Bill Irvine took advantage of the oil finds in 1975. He left Windsor Engineering to begin insulating giant offshore oil rigs in Edinburgh and in Glasgow. Two years later he joined his present company.
''I wouldna' say that the oil prosperity of Aberdeen has made that much impact down here,'' he muses. ''The company I'm now with, Enterprise Sheet Metal , is fortunate, though, in being part of a group based in Aberdeen. There's money up there, right enough.''
He is thankful that he has worked right through the tough times. But a number of people who went to school with him now have nothing to do. He worries deeply about the impact on their self-confidence.
The time-honored Scots way of solving hard times has been to emigrate. Michael Kelly, the red-haired and lively lord provost (mayor) of Glasgow, estimated at dinner one night that 20 million people of Scots descent are scattered around the world.
''But it's no good thinking of emigrating today,'' Bill Irvine says. ''Unemployment is high now in America, and in Canada, and Australia, and even in Africa, I hear.''
One legacy of heavy industry is visible everywhere: Victorian red brick blackened by a century of smoke and soot.
Over in the offices of the Strathclyde Regional Council, which governs 21/2 million people in western Scotland, or almost one Scot out of every two, officials fill in grim statistics.
In Bill Irvine's part of Scotland, the Clydeside area has more electoral divisions with the worst kind of overcrowding (two or more persons over the age of 14 sleeping in a single room) than in the Newcastle or Liverpool areas, or in inner London. Figures for households without cars, without bathrooms, and lacking (or sharing) hot water are also extremely high.
Over the last decade, more than 100,000 jobs have been lost in Strathclyde (''strath'' means ''valley''). Unemployment has jumped from 70,000 to 190,000. Some 20,000 people a year have been pulling up stakes and emigrating.
I stood with a young social worker in Glasgow's east end. ''Young people are pretty desperate,'' he said, despite a large government effort to clear up and rebuild.
For all the official enthusiasm, my eye was caught by strange low roofs on new factory buildings, and the absence of windows. It turned out that the roofs were designed to make it harder for teen-age gangs to climb onto them in their constant effort to break through skylights and steal tools inside.
The first task of one factory training unemployed youngsters was to make a steel cage in the center of the floor for its tools. Door hinges were firmly welded to metal frames.
Scottish pride is still intense. People are wounded when a southerner says ''England'' when he means Britain.
''What is Scotland? Well, it's different to Britain,'' said R. B. MacLuskie, the thoughtful director of the Scottish Council for Educational Technology. ''Different legal system, different schooling. . . .''
''Oh, Presbyterian tradition, Celtic background, Labour voters, North Sea oil ,'' began another dinner guest in Glasgow.

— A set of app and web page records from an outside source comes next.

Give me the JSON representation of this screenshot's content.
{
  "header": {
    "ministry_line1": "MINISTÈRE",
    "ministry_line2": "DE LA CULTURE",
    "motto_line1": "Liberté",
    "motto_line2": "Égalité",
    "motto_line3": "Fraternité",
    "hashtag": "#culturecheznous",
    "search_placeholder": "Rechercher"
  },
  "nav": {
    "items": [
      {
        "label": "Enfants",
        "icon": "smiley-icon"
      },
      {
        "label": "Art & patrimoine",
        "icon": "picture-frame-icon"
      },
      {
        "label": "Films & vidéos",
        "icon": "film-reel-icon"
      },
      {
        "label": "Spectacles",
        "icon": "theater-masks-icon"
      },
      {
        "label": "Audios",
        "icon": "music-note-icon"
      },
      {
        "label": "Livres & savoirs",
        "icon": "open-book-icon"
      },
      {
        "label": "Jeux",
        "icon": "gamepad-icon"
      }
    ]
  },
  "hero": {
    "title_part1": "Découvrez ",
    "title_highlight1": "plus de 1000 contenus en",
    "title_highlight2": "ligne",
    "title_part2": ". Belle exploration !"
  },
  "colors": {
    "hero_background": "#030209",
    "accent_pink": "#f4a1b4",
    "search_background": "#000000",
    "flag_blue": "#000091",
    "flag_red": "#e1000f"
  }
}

''More efficiently set up local government than in England,'' insisted Robert Calderwood, the chief executive (county manager) for Strathclyde. He can compare: He was formerly chief executive of Manchester. ''Local government there doesn't include education, police, water, drainage, or social work. We do. . . .

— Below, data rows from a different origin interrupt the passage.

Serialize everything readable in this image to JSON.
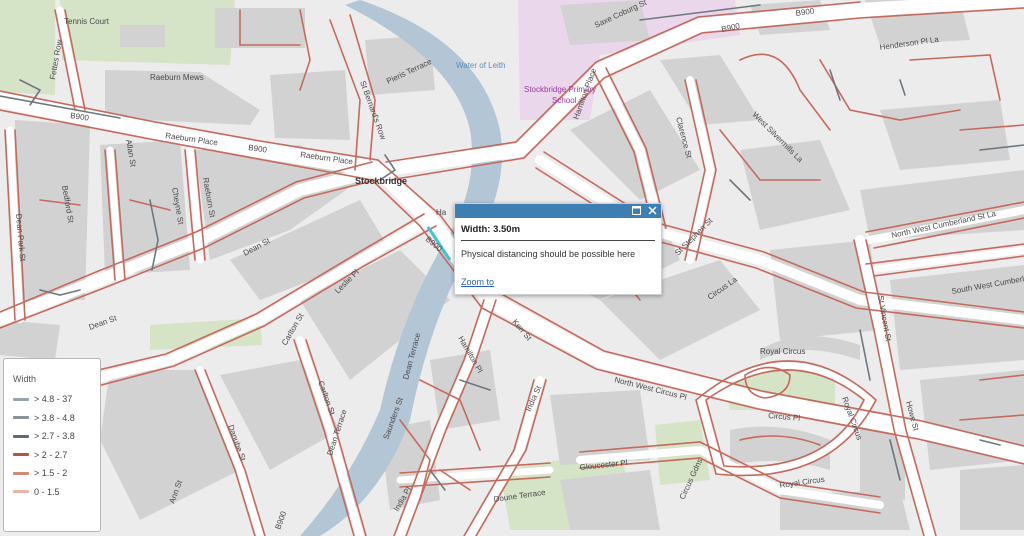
{
  "map": {
    "colors": {
      "background": "#ececec",
      "block": "#d1d1d1",
      "street": "#ffffff",
      "edge": "#c56a5c",
      "edge_dark": "#6e7780",
      "water": "#b3c6d6",
      "park": "#d5e3c7",
      "school": "#ead7ec",
      "highlight": "#3fc3d8"
    },
    "labels": {
      "tennis_court": "Tennis Court",
      "fettes_row": "Fettes Row",
      "raeburn_mews": "Raeburn Mews",
      "b900_1": "B900",
      "raeburn_place_1": "Raeburn Place",
      "b900_2": "B900",
      "raeburn_place_2": "Raeburn Place",
      "stockbridge": "Stockbridge",
      "st_bernards_row": "St Bernard's Row",
      "pieris_terrace": "Pieris Terrace",
      "water_of_leith": "Water of Leith",
      "school": "Stockbridge Primary",
      "school_2": "School",
      "saxe_coburg": "Saxe Coburg St",
      "b900_3": "B900",
      "b900_4": "B900",
      "henderson": "Henderson Pl La",
      "hamilton": "Hamilton Place",
      "clarence": "Clarence St",
      "west_silvermills": "West Silvermills La",
      "dean_park": "Dean Park St",
      "bedford": "Bedford St",
      "allan": "Allan St",
      "cheyne": "Cheyne St",
      "raeburn_st": "Raeburn St",
      "dean_st": "Dean St",
      "dean_st_2": "Dean St",
      "leslie": "Leslie Pl",
      "b900_5": "B900",
      "st_stephen": "St Stephen St",
      "circus_la": "Circus La",
      "nw_cumberland": "North West Cumberland St La",
      "st_vincent": "St Vincent St",
      "sw_cumberland": "South West Cumberland St La",
      "royal_circus_1": "Royal Circus",
      "royal_circus_2": "Royal Circus",
      "royal_circus_3": "Royal Circus",
      "dean_terrace_1": "Dean Terrace",
      "dean_terrace_2": "Dean Terrace",
      "carlton_1": "Carlton St",
      "carlton_2": "Carlton St",
      "danube": "Danube St",
      "saunders": "Saunders St",
      "kerr": "Kerr St",
      "india": "India St",
      "india_pl": "India Pl",
      "nw_circus": "North West Circus Pl",
      "circus_pl": "Circus Pl",
      "howe": "Howe St",
      "gloucester": "Gloucester Pl",
      "circus_gdns": "Circus Gdns",
      "doune": "Doune Terrace",
      "ann": "Ann St",
      "hamilton_2": "Hamilton Pl",
      "hm": "Ha",
      "b900_6": "B900"
    }
  },
  "popup": {
    "title": "Width: 3.50m",
    "description": "Physical distancing should be possible here",
    "link": "Zoom to",
    "maximize_icon": "maximize-icon",
    "close_icon": "close-icon"
  },
  "legend": {
    "title": "Width",
    "items": [
      {
        "label": "> 4.8 - 37",
        "color": "#9aa3ac"
      },
      {
        "label": "> 3.8 - 4.8",
        "color": "#8a939d"
      },
      {
        "label": "> 2.7 - 3.8",
        "color": "#5f6a75"
      },
      {
        "label": "> 2 - 2.7",
        "color": "#b2543f"
      },
      {
        "label": "> 1.5 - 2",
        "color": "#d18a7a"
      },
      {
        "label": "0 - 1.5",
        "color": "#e9b5a9"
      }
    ]
  }
}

''Mind you, Scots need to know more about England. Scots are nationalistic, cautious, certain of their own rightness. England needs to understand us more as well.''

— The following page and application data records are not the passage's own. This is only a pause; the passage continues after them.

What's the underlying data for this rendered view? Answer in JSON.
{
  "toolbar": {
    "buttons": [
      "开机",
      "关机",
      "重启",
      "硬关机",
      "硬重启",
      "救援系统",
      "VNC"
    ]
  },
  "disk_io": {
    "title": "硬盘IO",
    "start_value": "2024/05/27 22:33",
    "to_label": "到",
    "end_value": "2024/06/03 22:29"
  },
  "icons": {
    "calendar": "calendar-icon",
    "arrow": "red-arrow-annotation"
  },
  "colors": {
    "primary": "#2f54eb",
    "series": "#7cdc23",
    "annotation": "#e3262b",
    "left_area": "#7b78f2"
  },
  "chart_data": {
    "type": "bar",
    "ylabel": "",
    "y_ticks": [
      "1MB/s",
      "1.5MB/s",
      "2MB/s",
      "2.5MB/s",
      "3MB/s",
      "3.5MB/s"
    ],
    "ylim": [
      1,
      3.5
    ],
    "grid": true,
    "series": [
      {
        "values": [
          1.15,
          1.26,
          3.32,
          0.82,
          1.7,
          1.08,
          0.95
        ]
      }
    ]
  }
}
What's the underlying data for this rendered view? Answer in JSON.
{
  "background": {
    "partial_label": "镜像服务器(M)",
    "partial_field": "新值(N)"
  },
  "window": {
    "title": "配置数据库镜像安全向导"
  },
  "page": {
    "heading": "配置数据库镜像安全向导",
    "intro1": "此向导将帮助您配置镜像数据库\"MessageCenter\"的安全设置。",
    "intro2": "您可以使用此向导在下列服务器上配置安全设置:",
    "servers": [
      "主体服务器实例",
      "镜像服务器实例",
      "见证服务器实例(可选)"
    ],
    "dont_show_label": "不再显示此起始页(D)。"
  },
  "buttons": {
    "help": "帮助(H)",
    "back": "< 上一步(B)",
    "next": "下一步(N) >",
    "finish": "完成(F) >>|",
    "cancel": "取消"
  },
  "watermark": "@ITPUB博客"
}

As for devolution (Scotland having its own regional, autonomous assembly), the idea will revive again only when a formula is found to finance it without levying new local taxes in these difficult times. One answer, from James Byrnes, convenor (chairman) of the Strathclyde Council, is for Parliament to assign to Scotland its share of tax revenue, plus all the value added tax (VAT) paid by Scottish people.